**TASK DETAILS:**
Copy each line containing the word "image" from the records that follow, please.

**EXERCISE DATA:**
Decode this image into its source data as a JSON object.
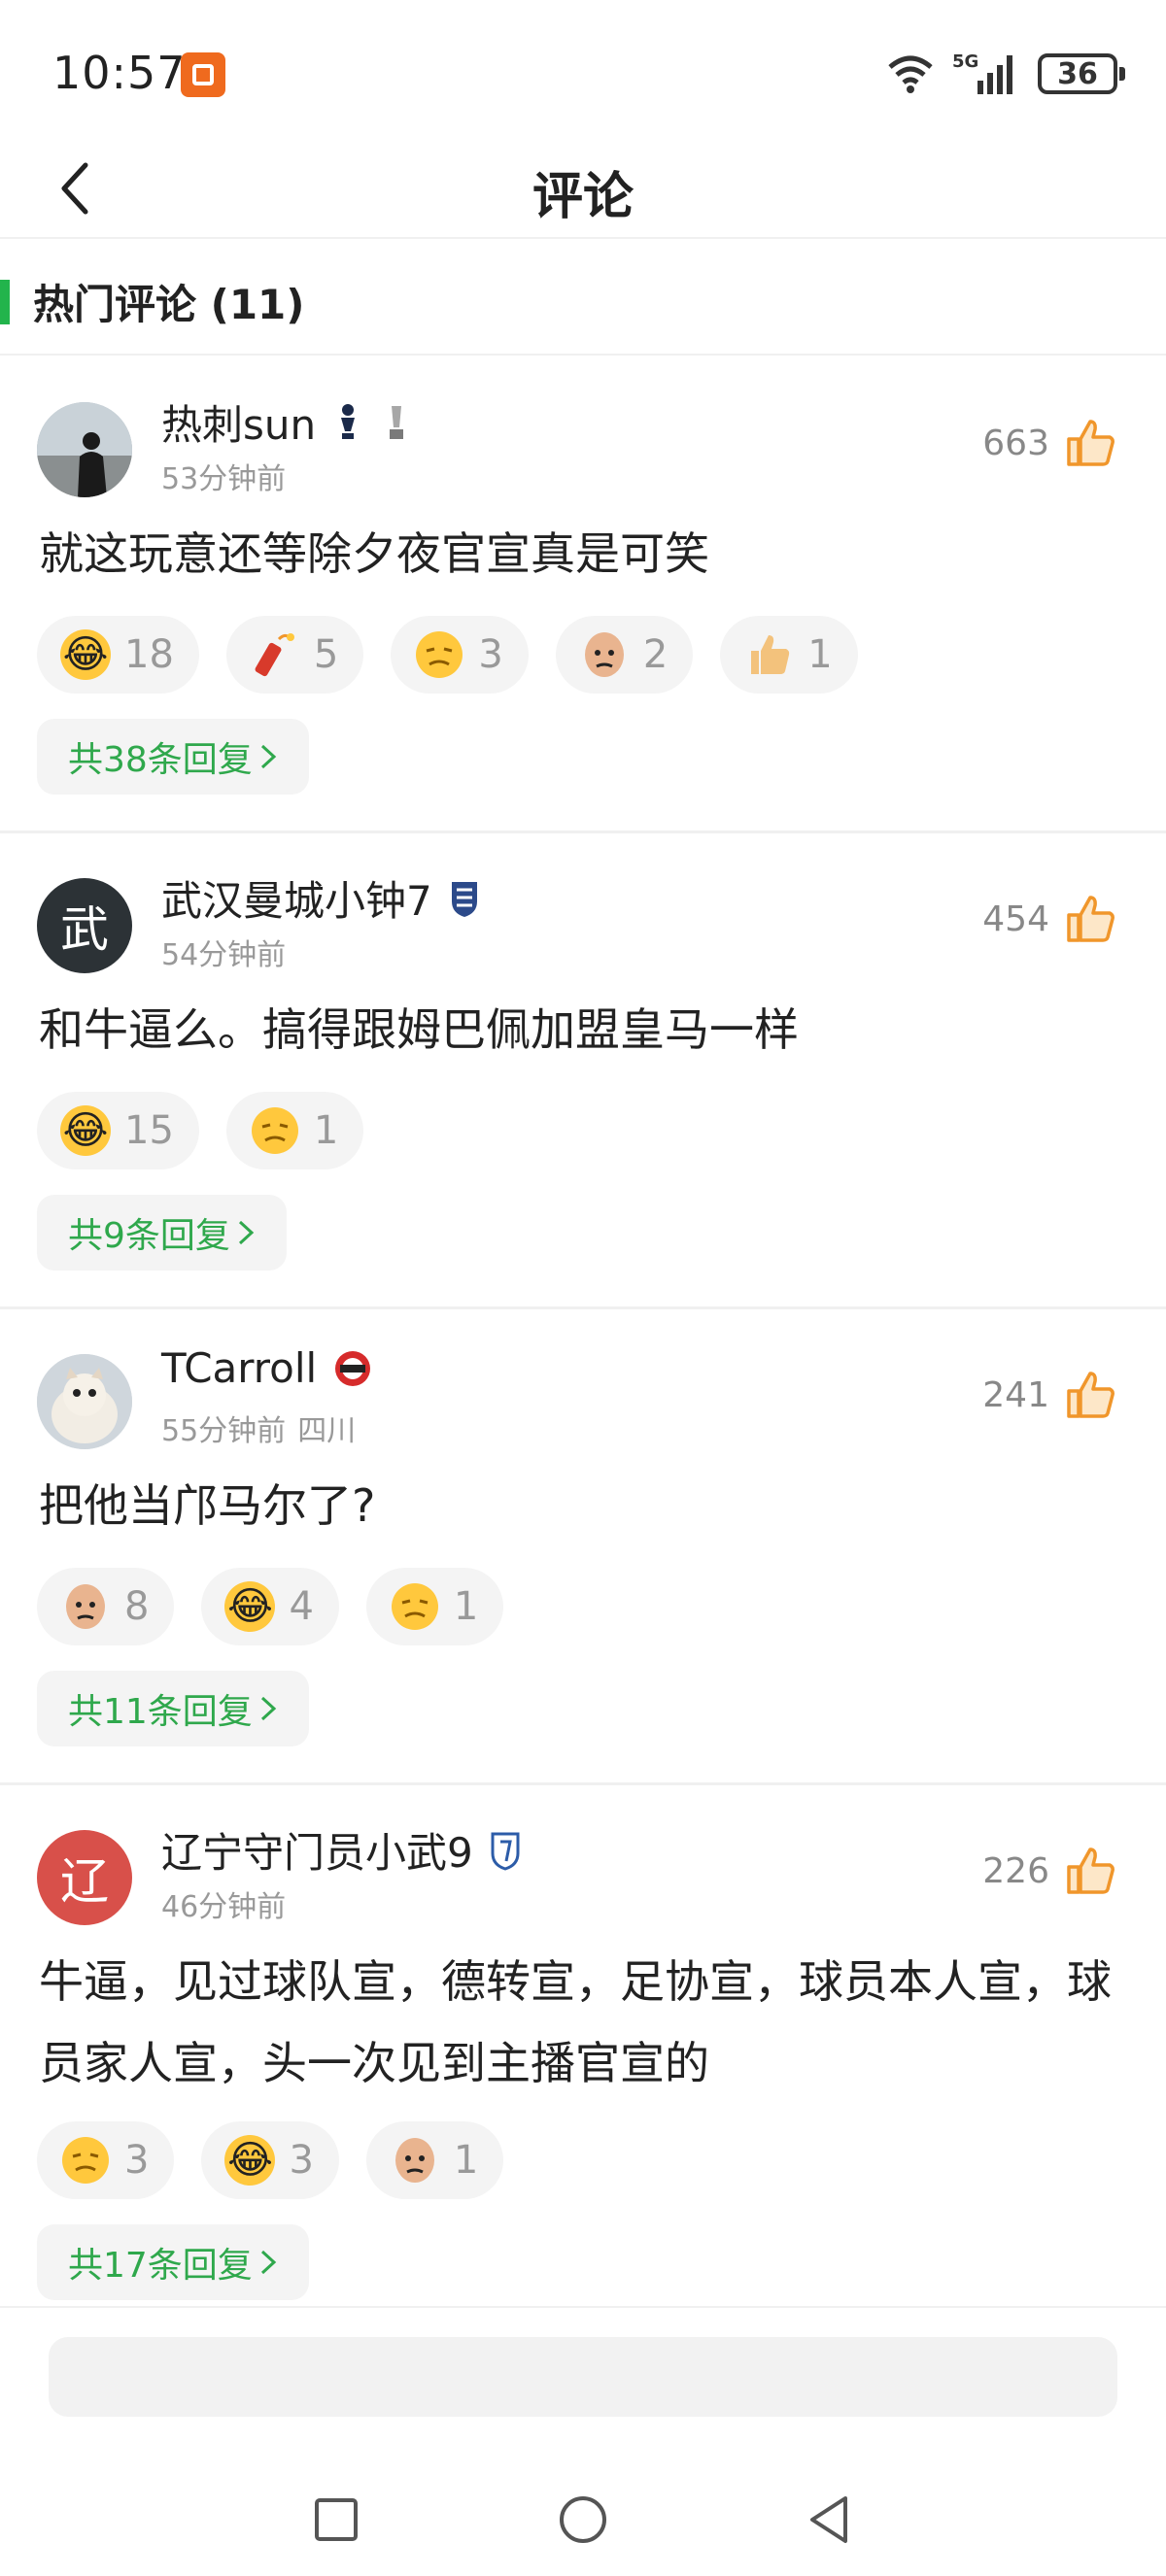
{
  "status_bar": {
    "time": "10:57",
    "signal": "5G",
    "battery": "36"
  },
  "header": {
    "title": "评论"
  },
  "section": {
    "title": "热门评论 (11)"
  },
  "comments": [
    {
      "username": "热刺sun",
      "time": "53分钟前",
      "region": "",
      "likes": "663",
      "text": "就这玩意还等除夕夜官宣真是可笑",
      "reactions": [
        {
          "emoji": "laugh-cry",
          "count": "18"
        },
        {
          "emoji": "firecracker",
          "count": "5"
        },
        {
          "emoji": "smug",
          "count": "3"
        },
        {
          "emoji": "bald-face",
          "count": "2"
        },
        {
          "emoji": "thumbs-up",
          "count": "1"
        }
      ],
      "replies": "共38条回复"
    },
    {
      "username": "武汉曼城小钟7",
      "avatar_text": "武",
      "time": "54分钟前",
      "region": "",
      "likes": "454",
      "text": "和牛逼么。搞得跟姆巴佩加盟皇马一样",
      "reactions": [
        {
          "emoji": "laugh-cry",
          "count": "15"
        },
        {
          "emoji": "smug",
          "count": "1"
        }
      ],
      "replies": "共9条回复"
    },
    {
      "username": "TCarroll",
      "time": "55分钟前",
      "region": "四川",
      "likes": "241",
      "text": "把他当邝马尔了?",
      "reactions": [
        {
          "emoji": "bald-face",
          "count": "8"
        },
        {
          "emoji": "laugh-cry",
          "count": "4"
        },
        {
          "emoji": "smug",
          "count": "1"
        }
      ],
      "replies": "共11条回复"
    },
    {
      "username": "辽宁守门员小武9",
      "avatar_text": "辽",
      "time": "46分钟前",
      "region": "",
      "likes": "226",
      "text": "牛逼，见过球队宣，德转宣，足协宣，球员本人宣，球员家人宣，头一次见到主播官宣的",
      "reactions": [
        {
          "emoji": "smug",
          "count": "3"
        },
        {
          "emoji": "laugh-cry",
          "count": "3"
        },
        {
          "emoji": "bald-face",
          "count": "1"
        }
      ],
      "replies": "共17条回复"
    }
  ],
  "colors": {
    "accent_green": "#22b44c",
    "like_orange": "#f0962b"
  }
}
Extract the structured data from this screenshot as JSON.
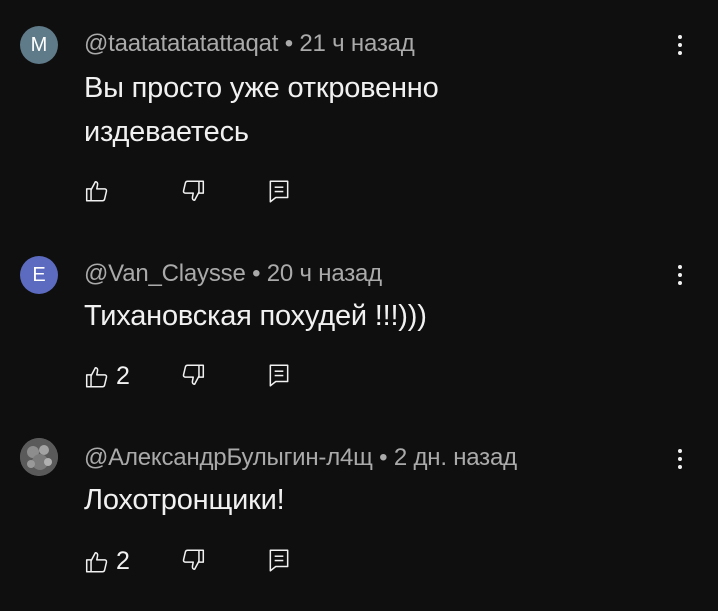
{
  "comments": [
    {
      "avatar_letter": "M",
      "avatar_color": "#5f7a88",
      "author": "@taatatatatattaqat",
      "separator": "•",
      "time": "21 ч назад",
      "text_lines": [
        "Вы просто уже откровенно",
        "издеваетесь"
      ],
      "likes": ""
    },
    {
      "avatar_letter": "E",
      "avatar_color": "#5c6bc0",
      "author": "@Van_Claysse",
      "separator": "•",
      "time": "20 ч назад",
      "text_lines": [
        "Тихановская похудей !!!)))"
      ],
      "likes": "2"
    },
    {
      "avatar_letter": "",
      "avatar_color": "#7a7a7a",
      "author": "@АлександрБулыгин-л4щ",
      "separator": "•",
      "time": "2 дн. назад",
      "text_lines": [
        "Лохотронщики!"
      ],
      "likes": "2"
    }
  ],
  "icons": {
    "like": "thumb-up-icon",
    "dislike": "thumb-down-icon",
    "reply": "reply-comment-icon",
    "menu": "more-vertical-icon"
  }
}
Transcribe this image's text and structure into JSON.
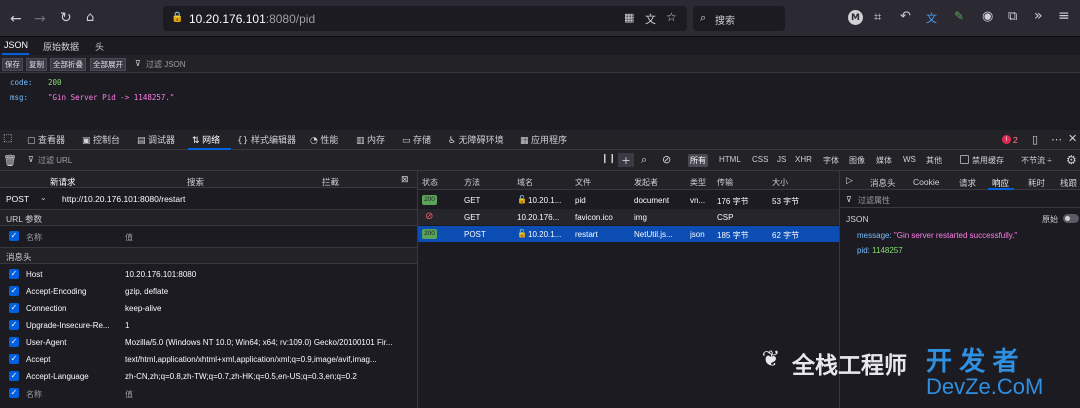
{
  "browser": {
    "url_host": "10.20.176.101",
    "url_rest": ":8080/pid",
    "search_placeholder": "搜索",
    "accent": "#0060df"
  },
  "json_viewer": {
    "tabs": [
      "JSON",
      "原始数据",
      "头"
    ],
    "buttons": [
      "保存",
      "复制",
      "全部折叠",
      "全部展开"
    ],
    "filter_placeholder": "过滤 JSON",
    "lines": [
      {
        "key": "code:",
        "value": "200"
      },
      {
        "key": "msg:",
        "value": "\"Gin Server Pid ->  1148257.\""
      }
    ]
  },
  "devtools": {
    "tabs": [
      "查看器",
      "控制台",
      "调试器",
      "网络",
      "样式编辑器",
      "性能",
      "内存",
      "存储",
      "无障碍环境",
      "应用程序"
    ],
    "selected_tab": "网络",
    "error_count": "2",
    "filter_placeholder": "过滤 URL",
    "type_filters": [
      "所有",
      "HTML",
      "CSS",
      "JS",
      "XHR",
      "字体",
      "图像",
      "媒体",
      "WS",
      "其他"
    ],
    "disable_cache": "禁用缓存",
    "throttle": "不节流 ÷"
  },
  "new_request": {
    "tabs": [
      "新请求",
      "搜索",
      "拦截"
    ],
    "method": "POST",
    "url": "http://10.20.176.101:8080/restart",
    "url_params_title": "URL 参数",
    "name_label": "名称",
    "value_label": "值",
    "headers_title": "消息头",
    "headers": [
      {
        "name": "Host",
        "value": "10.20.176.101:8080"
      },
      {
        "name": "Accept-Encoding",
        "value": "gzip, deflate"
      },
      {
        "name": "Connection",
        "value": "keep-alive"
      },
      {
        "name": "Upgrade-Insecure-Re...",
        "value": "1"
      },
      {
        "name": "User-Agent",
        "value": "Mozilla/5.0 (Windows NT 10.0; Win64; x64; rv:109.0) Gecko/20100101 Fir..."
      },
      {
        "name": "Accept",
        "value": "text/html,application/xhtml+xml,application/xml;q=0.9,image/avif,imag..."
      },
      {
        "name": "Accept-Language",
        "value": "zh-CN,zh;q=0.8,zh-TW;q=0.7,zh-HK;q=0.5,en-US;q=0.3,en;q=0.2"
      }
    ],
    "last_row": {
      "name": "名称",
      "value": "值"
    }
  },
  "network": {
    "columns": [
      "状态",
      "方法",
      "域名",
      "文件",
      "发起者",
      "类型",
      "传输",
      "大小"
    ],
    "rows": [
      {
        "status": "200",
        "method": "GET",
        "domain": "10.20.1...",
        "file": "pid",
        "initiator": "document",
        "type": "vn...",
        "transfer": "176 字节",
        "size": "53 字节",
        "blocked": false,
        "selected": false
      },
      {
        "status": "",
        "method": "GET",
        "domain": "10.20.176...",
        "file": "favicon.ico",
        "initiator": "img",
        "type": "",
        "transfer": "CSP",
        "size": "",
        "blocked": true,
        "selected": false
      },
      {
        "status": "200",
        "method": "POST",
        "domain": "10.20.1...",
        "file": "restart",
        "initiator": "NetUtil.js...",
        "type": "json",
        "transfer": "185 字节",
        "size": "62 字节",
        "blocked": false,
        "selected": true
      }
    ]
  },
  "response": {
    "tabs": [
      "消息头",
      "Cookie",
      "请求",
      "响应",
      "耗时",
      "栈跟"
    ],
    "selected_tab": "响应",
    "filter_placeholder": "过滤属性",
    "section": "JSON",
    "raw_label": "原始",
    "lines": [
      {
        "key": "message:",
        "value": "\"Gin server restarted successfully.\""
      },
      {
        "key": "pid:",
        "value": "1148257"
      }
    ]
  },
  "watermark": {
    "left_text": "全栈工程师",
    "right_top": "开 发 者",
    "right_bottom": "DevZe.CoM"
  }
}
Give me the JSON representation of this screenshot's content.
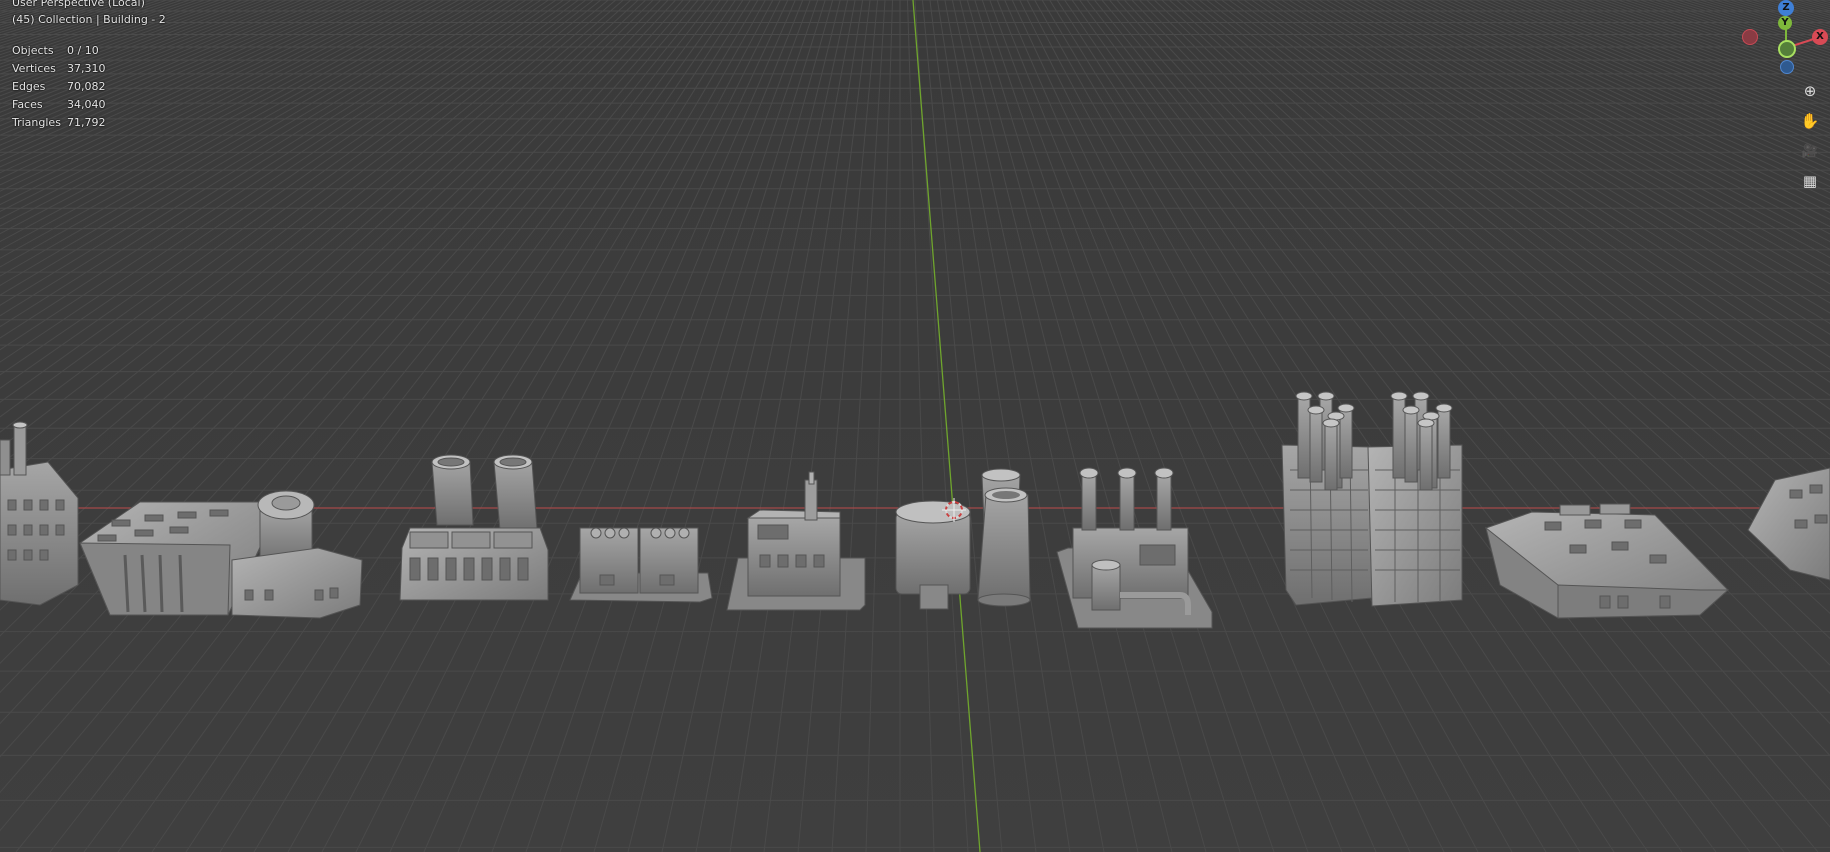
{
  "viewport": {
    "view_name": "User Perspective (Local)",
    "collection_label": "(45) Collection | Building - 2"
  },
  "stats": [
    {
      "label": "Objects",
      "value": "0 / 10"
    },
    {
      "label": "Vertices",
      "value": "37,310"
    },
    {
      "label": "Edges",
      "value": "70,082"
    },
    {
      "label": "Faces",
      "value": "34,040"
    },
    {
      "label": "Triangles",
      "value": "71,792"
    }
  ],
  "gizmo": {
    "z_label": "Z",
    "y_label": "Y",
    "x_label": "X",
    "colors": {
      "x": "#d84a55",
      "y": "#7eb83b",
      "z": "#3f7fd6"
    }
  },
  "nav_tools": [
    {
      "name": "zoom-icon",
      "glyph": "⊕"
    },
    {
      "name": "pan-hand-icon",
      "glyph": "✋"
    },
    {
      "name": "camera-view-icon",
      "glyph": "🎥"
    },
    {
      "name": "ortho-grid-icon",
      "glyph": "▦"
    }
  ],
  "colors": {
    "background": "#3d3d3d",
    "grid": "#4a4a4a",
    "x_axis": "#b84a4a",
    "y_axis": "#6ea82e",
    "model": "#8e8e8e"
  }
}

**EXERCISE RESPONSE:**
Decode this image into its source data as a JSON object.
Transcribe this image's text and structure into JSON.
        "value": "text/html,application/xhtml+xml,application/xml;q=0.9,image/avif,imag..."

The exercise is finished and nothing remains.